Hey nerds! I’ve been playing Diablo 3 recently and that has inspired me to create about a dozen new special monster abilities to add your D&D creatures and NPCs in fifth edition Dungeons & Dragons. These abilities are designed to make combat more interesting and probably harder. I have not done any playtesting of these, so feel free to send me a message on Twitter with your thoughts.
Hello! The following post originally appeared on my own site The Long Shot. At the time, I’d gotten back into tabletop gaming a few months earlier after a long time away, first through D&D Adventurers League when I lived in Austin, Texas. That’s when I first discovered Nerdarchy, which inspired me to start running fifth edition Dungeons & Dragons games when I got back home to Cleveland, Ohio. These days I’m all in here as nerditor-in-chief, but I got an alert that traffic was booming over on The Long Shot because of this post on creating quick and easy D&D adventures. I thought it would be fun to revisit the topic, with commentary on how my perspective might have changed on creating great adventures, and share it here with y’all. And there’s a TL;DR at the bottom to help make quick and easy D&D adventures even quicker and easier.

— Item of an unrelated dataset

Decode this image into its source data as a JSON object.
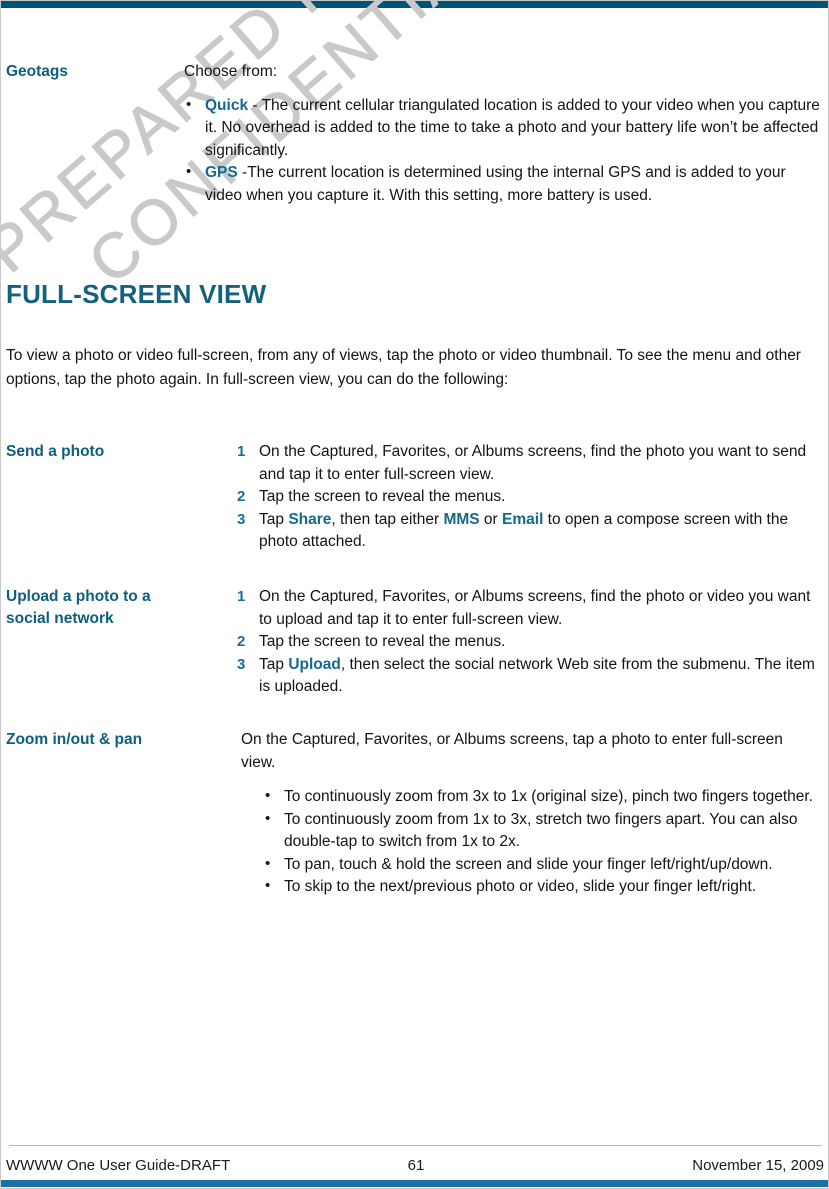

I know everyone who collects or uses miniatures on their gaming table buys them in different ways. If you are a casual user or player you might buy a few things here or there. I have done a couple of articles so far where I bought the booster brick, which comes with 8 boxes, of minis. I feel this is a good method to really see what the set is all about and gauge what the split is going to be much easier than if you buy a single box every so often. But that is my strategy. Please feel free to do as you like. Today I wanted to talk to you about D&D Icons of the Realms: Monster Menagerie 3, a series of WizKids miniatures for use with Dungeons & Dragons or any tabletop roleplaying game. This set was released in March 2018 and I have bought some previously but recently I got a booster brick to really get into the heart of it. You can take a look at the full gallery of miniatures in the set over here.
Hello again. I sometimes feel most of the articles I write seem to be reviewing products but I am certain I do more than that. Today however, as I am certain you can see from the title, it is another review. This time I am diving into the Pathfinder Battles series of WizKids miniatures and looking at Jungle of Despair. It is a great set and you can see the full set listed here.
The question recently came up at Nerdarchy whether the fifth edition D&D encounter building system is art or science with regard to the experience point guidelines set out in the Creating Encounters section of the Dungeon Master’s Guide. I am in the camp that says it is both art and science.